Liverpool’s Liam Smith got hit more than he should have in his seventh-round stoppage of Mario Lozano, but it was the price to pay for daring to do something special and stop the rock-jawed Mexican. No small trick considering that quality names like Vanes Martirosyan and Jermell Charlo had failed to do so in the past.
To achieve the feat the former WBO super-welterweight champion applied relentless pressure throughout. He was tagged with hard blows coming forward, but they never slowed him down. Smith was able to maintain the torrid pace, Lozano was not.
Among the 12,000 plus at the CUM (Zanfer Promotions/Matchroom) were the fighting Smith brothers, there to give their sibling support.
Smith’s work rate had him solidly in front through five rounds, with the breakthrough occurring late in the sixth when a left hook to the body dropped Lozano for a count of seven. Between rounds Lozano’s body language was of a man who was well beaten. Smith sensed that as well by upping the ante at the start of the next round. Lozano was overpowered along the ropes and taking heavy punishment when he was pulled out at 1-02 by referee Porfirio Penato. It was scheduled for 10 rounds.

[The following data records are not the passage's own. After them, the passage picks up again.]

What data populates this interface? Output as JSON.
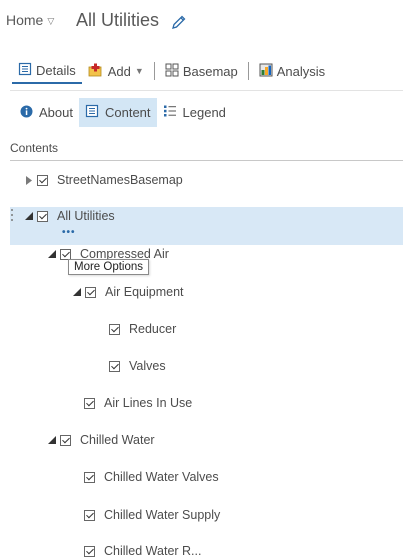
{
  "header": {
    "home_label": "Home",
    "title": "All Utilities"
  },
  "toolbar": {
    "details_label": "Details",
    "add_label": "Add",
    "basemap_label": "Basemap",
    "analysis_label": "Analysis"
  },
  "subtabs": {
    "about_label": "About",
    "content_label": "Content",
    "legend_label": "Legend",
    "active": "Content"
  },
  "contents": {
    "heading": "Contents",
    "tooltip": "More Options",
    "layers": [
      {
        "label": "StreetNamesBasemap",
        "expanded": false,
        "checked": true
      },
      {
        "label": "All Utilities",
        "expanded": true,
        "checked": true,
        "selected": true
      },
      {
        "label": "Compressed Air",
        "expanded": true,
        "checked": true
      },
      {
        "label": "Air Equipment",
        "expanded": true,
        "checked": true
      },
      {
        "label": "Reducer",
        "checked": true
      },
      {
        "label": "Valves",
        "checked": true
      },
      {
        "label": "Air Lines In Use",
        "checked": true
      },
      {
        "label": "Chilled Water",
        "expanded": true,
        "checked": true
      },
      {
        "label": "Chilled Water Valves",
        "checked": true
      },
      {
        "label": "Chilled Water Supply",
        "checked": true
      },
      {
        "label": "Chilled Water R...",
        "checked": true
      }
    ]
  },
  "colors": {
    "selected_background": "#d8e8f6",
    "active_tab_background": "#d3e6f5",
    "accent": "#2b6aa8"
  }
}
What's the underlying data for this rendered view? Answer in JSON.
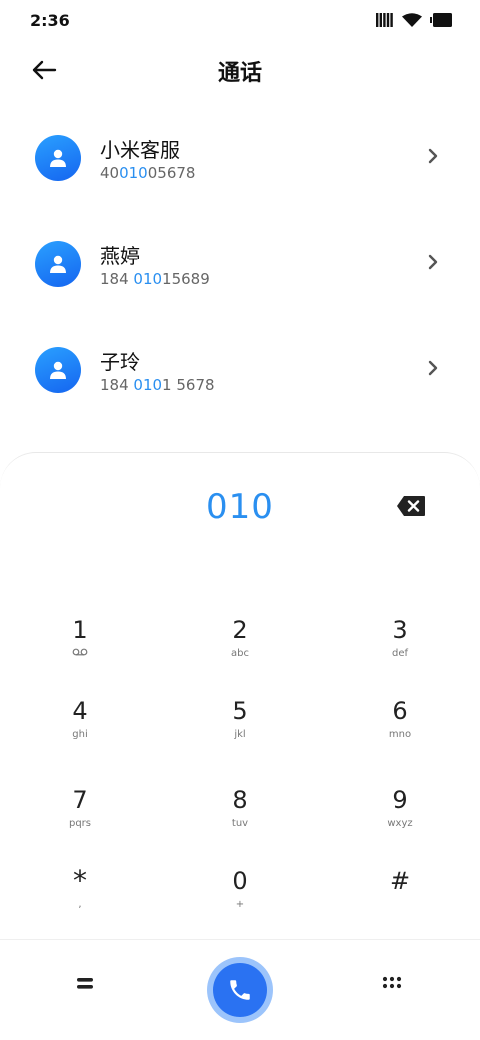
{
  "status_bar": {
    "time": "2:36",
    "icons": [
      "signal-icon",
      "wifi-icon",
      "battery-icon"
    ]
  },
  "header": {
    "title": "通话",
    "back_icon": "back-arrow-icon"
  },
  "contacts": [
    {
      "name": "小米客服",
      "number_parts": [
        "40",
        "010",
        "05678"
      ]
    },
    {
      "name": "燕婷",
      "number_parts": [
        "184 ",
        "010",
        "15689"
      ]
    },
    {
      "name": "子玲",
      "number_parts": [
        "184 ",
        "010",
        "1 5678"
      ]
    }
  ],
  "dialer": {
    "display": "010",
    "keys": [
      {
        "digit": "1",
        "letters": "voicemail-icon"
      },
      {
        "digit": "2",
        "letters": "abc"
      },
      {
        "digit": "3",
        "letters": "def"
      },
      {
        "digit": "4",
        "letters": "ghi"
      },
      {
        "digit": "5",
        "letters": "jkl"
      },
      {
        "digit": "6",
        "letters": "mno"
      },
      {
        "digit": "7",
        "letters": "pqrs"
      },
      {
        "digit": "8",
        "letters": "tuv"
      },
      {
        "digit": "9",
        "letters": "wxyz"
      },
      {
        "digit": "*",
        "letters": ","
      },
      {
        "digit": "0",
        "letters": "+"
      },
      {
        "digit": "#",
        "letters": ""
      }
    ]
  },
  "colors": {
    "accent": "#2a8ff0",
    "call_button": "#2a72f2",
    "call_button_ring": "#9cc4fb"
  }
}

Jono Carroll did well in his first outing since unsuccessfully challenging Tevin Farmer for the IBF lightweight title last March. The man from Dublin took complete control of the contest from the fifth on to cruise to a unanimous 10-round decision over Eleazar Valenzuela that was scored 98-92 across the board by judges’ Ernesto Almaraz, Alejandro Espinoza, and Bartholome Ortiz. Gabriel Lopez refereed.
Carroll was quite animated round after round, ripping off fast combinations to the body. His head movement and jab impressed as well. The Mexican, after making a promising start, shut down in the second half of the fight and followed Carroll around the ring, allowing him to dictate. Southpaw Carroll out-sped Valenzuela, but never seriously hurt him. Carroll is not a renowned puncher, but that did not stop him from predicting a fifth-round stoppage. Nevertheless, getting back on the winning track had to feel good to him.

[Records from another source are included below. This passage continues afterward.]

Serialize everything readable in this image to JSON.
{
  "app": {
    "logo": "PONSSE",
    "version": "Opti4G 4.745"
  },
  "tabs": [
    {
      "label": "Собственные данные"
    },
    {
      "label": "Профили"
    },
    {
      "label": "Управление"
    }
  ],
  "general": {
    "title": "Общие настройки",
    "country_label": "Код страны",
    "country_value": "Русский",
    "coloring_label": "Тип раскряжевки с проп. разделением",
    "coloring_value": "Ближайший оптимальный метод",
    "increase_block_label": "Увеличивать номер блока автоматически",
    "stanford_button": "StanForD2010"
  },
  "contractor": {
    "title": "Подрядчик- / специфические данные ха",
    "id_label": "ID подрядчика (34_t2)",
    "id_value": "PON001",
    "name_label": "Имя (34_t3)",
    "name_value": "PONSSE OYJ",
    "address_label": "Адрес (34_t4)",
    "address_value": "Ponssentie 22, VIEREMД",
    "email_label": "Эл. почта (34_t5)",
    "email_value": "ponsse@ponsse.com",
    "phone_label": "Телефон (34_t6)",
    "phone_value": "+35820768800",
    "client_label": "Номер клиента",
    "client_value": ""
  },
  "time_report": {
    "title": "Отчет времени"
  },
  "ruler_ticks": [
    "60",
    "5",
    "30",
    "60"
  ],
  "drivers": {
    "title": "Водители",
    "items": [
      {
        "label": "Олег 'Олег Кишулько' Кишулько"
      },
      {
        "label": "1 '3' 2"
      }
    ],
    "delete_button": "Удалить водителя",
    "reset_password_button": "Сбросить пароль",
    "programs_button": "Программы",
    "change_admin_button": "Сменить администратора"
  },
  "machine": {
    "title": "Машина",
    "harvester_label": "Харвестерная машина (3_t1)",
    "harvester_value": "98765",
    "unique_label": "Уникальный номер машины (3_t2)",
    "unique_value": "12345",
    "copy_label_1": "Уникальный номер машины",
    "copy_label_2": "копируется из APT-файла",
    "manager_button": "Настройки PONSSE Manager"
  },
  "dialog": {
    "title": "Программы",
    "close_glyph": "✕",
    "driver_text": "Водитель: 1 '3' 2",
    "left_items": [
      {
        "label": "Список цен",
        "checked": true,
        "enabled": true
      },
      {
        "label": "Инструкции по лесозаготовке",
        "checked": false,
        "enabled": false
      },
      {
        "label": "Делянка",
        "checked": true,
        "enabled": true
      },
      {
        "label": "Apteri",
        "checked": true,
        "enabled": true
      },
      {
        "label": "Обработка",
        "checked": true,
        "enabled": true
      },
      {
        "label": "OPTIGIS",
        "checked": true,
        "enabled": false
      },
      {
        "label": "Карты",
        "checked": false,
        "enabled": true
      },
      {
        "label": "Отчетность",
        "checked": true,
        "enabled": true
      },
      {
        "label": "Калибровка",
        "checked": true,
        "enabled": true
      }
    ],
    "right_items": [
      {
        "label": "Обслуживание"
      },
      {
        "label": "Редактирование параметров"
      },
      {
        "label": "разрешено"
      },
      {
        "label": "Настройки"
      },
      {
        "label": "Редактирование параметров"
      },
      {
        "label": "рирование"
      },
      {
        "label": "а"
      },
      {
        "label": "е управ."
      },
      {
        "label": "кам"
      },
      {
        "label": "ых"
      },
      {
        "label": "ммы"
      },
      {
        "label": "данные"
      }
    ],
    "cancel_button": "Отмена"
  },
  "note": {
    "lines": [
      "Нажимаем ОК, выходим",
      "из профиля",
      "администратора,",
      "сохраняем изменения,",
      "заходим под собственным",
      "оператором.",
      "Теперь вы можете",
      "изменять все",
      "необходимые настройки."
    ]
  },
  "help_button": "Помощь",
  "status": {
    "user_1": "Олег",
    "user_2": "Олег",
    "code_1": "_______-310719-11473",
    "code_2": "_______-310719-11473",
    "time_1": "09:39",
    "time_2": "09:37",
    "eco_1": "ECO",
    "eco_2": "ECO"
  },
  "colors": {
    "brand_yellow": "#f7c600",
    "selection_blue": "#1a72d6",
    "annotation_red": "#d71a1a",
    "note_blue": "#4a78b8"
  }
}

Heavyweight starlet Filip Hrgovic from Croatia, a 2016 Olympic bronze medallist, picked apart Mexico City’s Mario Heredia, stopping him at 43 seconds of the third round of a 10.
Hrgovic was slow and mechanical, but able to find holes in the ponderous Heredia’s defense. Heredia, a stocky man, put his full weight behind the body punches he threw, but by the second round was complaining excessively to referee Abdiel Barragan.

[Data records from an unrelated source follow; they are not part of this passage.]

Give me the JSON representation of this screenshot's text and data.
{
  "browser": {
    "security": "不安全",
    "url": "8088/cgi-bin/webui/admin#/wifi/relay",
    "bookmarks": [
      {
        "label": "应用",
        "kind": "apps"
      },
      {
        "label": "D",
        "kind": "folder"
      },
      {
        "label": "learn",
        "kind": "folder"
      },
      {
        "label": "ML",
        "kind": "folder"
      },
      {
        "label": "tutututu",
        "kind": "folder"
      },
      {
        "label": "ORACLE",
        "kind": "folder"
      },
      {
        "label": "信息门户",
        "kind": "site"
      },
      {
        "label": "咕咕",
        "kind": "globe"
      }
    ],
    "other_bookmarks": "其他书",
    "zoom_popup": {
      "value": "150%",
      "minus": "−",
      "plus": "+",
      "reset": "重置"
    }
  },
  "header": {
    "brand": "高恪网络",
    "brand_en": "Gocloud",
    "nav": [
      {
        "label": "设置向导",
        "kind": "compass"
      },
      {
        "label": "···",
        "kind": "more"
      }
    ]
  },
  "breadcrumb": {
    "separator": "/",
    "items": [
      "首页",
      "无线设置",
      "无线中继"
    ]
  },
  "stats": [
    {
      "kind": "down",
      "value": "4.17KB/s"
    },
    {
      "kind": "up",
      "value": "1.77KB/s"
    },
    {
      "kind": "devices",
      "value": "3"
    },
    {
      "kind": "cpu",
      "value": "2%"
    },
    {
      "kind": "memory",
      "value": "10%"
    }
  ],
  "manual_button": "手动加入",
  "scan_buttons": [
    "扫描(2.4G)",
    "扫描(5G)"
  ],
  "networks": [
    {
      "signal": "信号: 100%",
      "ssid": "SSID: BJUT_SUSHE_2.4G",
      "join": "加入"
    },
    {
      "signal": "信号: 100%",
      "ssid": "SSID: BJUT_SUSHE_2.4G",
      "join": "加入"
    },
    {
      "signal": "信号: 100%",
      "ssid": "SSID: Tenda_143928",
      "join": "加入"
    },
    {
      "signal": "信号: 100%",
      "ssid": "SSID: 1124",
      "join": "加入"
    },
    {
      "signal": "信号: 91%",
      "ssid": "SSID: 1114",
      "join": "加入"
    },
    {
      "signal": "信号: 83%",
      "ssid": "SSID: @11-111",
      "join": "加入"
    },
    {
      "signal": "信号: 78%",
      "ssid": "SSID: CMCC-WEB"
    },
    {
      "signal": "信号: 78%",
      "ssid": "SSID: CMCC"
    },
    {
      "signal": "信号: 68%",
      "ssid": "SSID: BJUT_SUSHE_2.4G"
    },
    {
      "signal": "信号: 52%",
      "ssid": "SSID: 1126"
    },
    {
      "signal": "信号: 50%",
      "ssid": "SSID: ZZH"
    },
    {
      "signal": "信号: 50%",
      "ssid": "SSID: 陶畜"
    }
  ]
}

After complaining he was hit behind the head, Heredia went back to the ropes seemingly ready to surrender. Hrgovic made that decision easier by drilling him with a left hook. Heredia went down, got up, and it was stopped.
Uzbekistan’s Shakhram Giyasov spectacularly knocked out former contender Darleys Perez after just 41 seconds of the first round. Giyasov connected with a left hook that sent Perez down by the ropes. It looked like the Colombian could have made more of an effort to rise before referee Francisco Laveara reached 10, but of course that is easy to say when you are on the other side of the ropes.
The Verdict Estrada eases to victory while Smith and Carroll impress on the undercard.
Juan Francisco Estrada (114 1/2lbs), 40-3 (27), w rsf 9 Dewayne Beamon (114 1/2lbs), 16-2-1 (11); Filip Hrgovic (243 1/2lbs), 9-0 (7), w rsf 3 Mario Heredia (274 1/2lbs), 16-7-1 (13); Liam Smith (160lbs), 28-2-1 (16), w rsf 7 Mario Lozano (159lbs), 33-10 (24); Shakhram Giyasnov (140lbs), 9-0 (7), w rsf 1 Darleys Perez (140lbs), 34-5-2 (22); Jono Carroll (133 1/2lbs), 17-1-1 (3), w pts 10 Eleazar Valenzuela (135 1/2lbs), 20-12-4 (16); Irving Turrubiates (125lbs), 21-0 (13), w pts 10 Neil John Tabano (125lbs), 17-7 (11); Diego Pacheco (166lbs), 5-0 (4), w rsf 1 Jose Esparza (166lbs), 1-1; Alexis Espino (165lbs), 4-0 (3), w rsf 3 Oscar Soto (165lbs), 1-2.